THE FIRST fairway mowers will spark into life at 4.30am at Royal Wellington on Thursday, headlights blazing.
By Sunday afternoon one lucky golfer will be pinching himself on the 18th green, clutching the Asia-Pacific Amateur Championship trophy with his place assured at next year's Masters Tournament at Augusta, and Open Championship at Carnoustie.
New Zealand Golf chief executive Dean Murphy is excited enough about that thought, and increasingly confident it will be one of the 10 Kiwis in a field of 119 booking their golden ticket.
Royal Wellington has finally handed over its course to the Royal and Ancient Golf Club and Masters Tournament officials who pour millions of dollars into the APAC which tees off on Thursday.
The ninth edition will be hosted in New Zealand for the first time, which means 10 spots for the home country and six to everyone else including Australia, China, Japan and South Korea.
"A lot of our players are experienced and have played this event before. They won't be overawed at all, they're at home and they'll feel comfortable," Murphy said.
"We've had them here a lot over the last two years so they know the course inside out. If it's all going to click, this is when it should. There's a couple of them running pretty hot and I'd expect them play quite well here."
Top of that list is Aucklander Nick Voke, ranked 44 in the world after a glittering career with Iowa State University. He's already through to the second stage of qualifying for a pro career on the secondary Web.com Tour in the US but will have to retain his amateur status till next July to play the Masters and Open if he wins this week.
Toughest to beat will be the two top-ranked Australians Travis Smyth (world No 12) and Harrison Endycott (world No 14), while New Zealanders Daniel Hillier (67) and Ryan Chisnall (81) are the next best-ranked Kiwis.
Hillier, who was New Zealand amateur champion at age 17, is the big local hope and even worked on the Royal Wellington greens in recent months. He and Chisnall played in the US this year and Voke is one of five US college-based players returning.

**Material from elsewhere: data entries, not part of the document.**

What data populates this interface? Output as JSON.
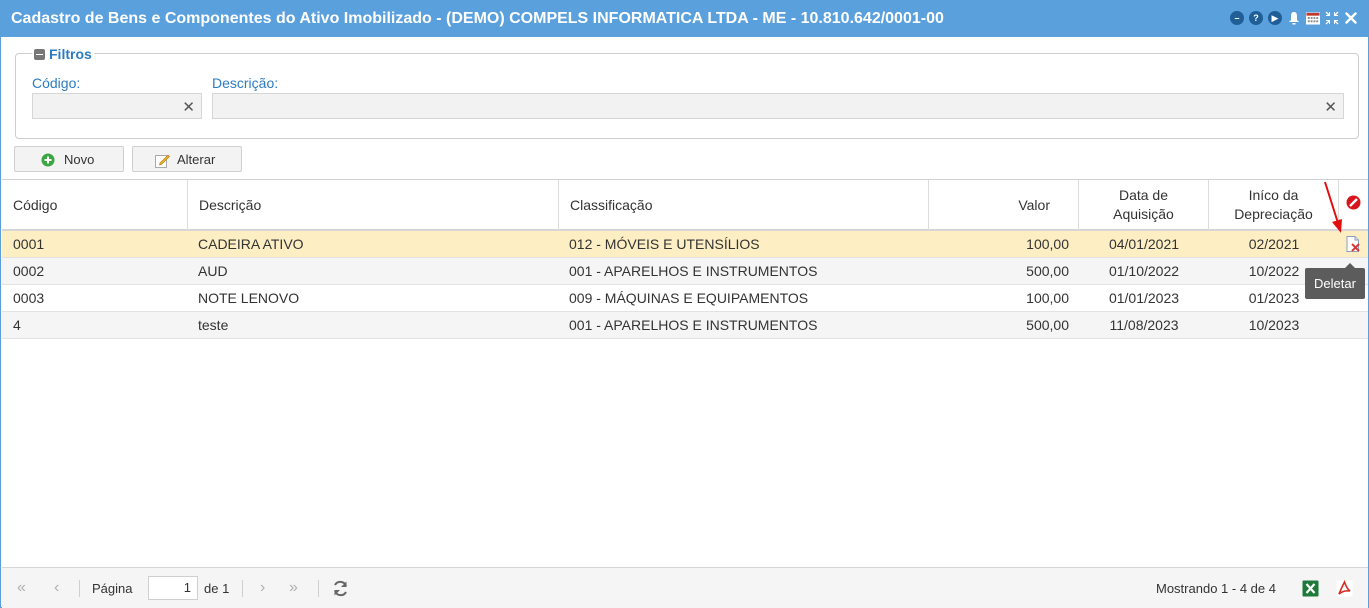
{
  "window": {
    "title": "Cadastro de Bens e Componentes do Ativo Imobilizado - (DEMO) COMPELS INFORMATICA LTDA - ME - 10.810.642/0001-00"
  },
  "filters": {
    "legend": "Filtros",
    "codigo_label": "Código:",
    "codigo_value": "",
    "descricao_label": "Descrição:",
    "descricao_value": ""
  },
  "toolbar": {
    "novo_label": "Novo",
    "alterar_label": "Alterar"
  },
  "grid": {
    "headers": {
      "codigo": "Código",
      "descricao": "Descrição",
      "classificacao": "Classificação",
      "valor": "Valor",
      "data_aquisicao_1": "Data de",
      "data_aquisicao_2": "Aquisição",
      "inicio_depreciacao_1": "Iníco da",
      "inicio_depreciacao_2": "Depreciação"
    },
    "rows": [
      {
        "codigo": "0001",
        "descricao": "CADEIRA ATIVO",
        "classificacao": "012 - MÓVEIS E UTENSÍLIOS",
        "valor": "100,00",
        "data_aquisicao": "04/01/2021",
        "inicio_depreciacao": "02/2021"
      },
      {
        "codigo": "0002",
        "descricao": "AUD",
        "classificacao": "001 - APARELHOS E INSTRUMENTOS",
        "valor": "500,00",
        "data_aquisicao": "01/10/2022",
        "inicio_depreciacao": "10/2022"
      },
      {
        "codigo": "0003",
        "descricao": "NOTE LENOVO",
        "classificacao": "009 - MÁQUINAS E EQUIPAMENTOS",
        "valor": "100,00",
        "data_aquisicao": "01/01/2023",
        "inicio_depreciacao": "01/2023"
      },
      {
        "codigo": "4",
        "descricao": "teste",
        "classificacao": "001 - APARELHOS E INSTRUMENTOS",
        "valor": "500,00",
        "data_aquisicao": "11/08/2023",
        "inicio_depreciacao": "10/2023"
      }
    ],
    "tooltip": "Deletar"
  },
  "pager": {
    "page_label": "Página",
    "page_value": "1",
    "of_label": "de 1",
    "status": "Mostrando 1 - 4 de 4"
  },
  "colors": {
    "titlebar": "#5aa0dc",
    "accent_label": "#2b7cc0",
    "selected_row": "#fdefc3"
  }
}
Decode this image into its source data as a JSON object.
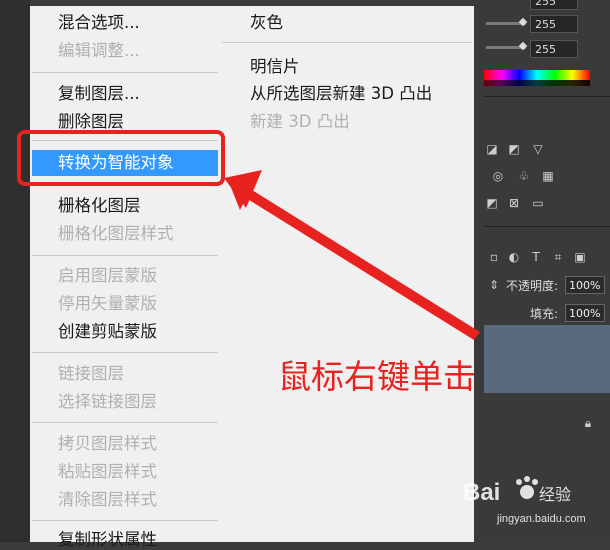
{
  "right_panel": {
    "channel_values": [
      "255",
      "255",
      "255"
    ],
    "opacity_label": "不透明度:",
    "opacity_value": "100%",
    "fill_label": "填充:",
    "fill_value": "100%"
  },
  "context_menu": {
    "left_items": [
      {
        "label": "混合选项...",
        "enabled": true
      },
      {
        "label": "编辑调整...",
        "enabled": false
      },
      {
        "label": "复制图层...",
        "enabled": true
      },
      {
        "label": "删除图层",
        "enabled": true
      },
      {
        "label": "转换为智能对象",
        "enabled": true,
        "highlighted": true
      },
      {
        "label": "栅格化图层",
        "enabled": true
      },
      {
        "label": "栅格化图层样式",
        "enabled": false
      },
      {
        "label": "启用图层蒙版",
        "enabled": false
      },
      {
        "label": "停用矢量蒙版",
        "enabled": false
      },
      {
        "label": "创建剪贴蒙版",
        "enabled": true
      },
      {
        "label": "链接图层",
        "enabled": false
      },
      {
        "label": "选择链接图层",
        "enabled": false
      },
      {
        "label": "拷贝图层样式",
        "enabled": false
      },
      {
        "label": "粘贴图层样式",
        "enabled": false
      },
      {
        "label": "清除图层样式",
        "enabled": false
      },
      {
        "label": "复制形状属性",
        "enabled": true
      }
    ],
    "right_items": [
      {
        "label": "灰色",
        "enabled": true
      },
      {
        "label": "明信片",
        "enabled": true
      },
      {
        "label": "从所选图层新建 3D 凸出",
        "enabled": true
      },
      {
        "label": "新建 3D 凸出",
        "enabled": false
      }
    ]
  },
  "annotation": {
    "text": "鼠标右键单击",
    "color": "#e8221f"
  },
  "watermark": {
    "brand": "Bai",
    "brand2": "du",
    "product": "经验",
    "url": "jingyan.baidu.com"
  },
  "colors": {
    "highlight": "#3399ff",
    "menu_bg": "#f0f0f0",
    "disabled_text": "#b0b0b0",
    "annotation_red": "#e8221f"
  }
}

"It's an opportunity that a lot of professionals who play their whole career don't get. It's pretty special and gives them the chance to play the two most famous major championships. It's amazing for their career and sets them up past those events," Murphy said.
Promoting golf tourism to overseas viewers - there is 16 hours of TV coverage beamed to 150 countries - is another big one for NZ Golf.
Royal Wellington course superintendent John Spraggs will have 16 fulltime staff and 21 volunteers helping him this week. A $6.5 million redesign helped the club snare its biggest event since the 1995 New Zealand Open.
Fine weather last week was welcomed after the course was doused with 1520mm of rain this year -- up from the annual average of 1250mm.
"I'm pretty upbeat after all our preparation work. We were fortunate we had the resources and support of the club," Spraggs said.
As much as 3.5km of sand and gravel drainage was installed last summer in anticipation of the winter wet.
The fairways are soft in parts but the tiered greens are in top order and if the weather holds, low scores are expected.
Spraggs' team will work from 4.30am -- three hours before tee off -- till well after dark. He's seen how a big tournament runs after he was a guest of the Masters at Augusta in April.
He was one of 140 volunteers, working from 5am till 9pm for 10 days, who joined the 120 permanent staff.
"I learned many hands make light work. It's incredible the attention to detail and the surfaces; you walk on it and you think it's artificial. It can't be real. It's immaculate."
- The Dominion Post (The Post and TurfCraft are Fairfax Media publications).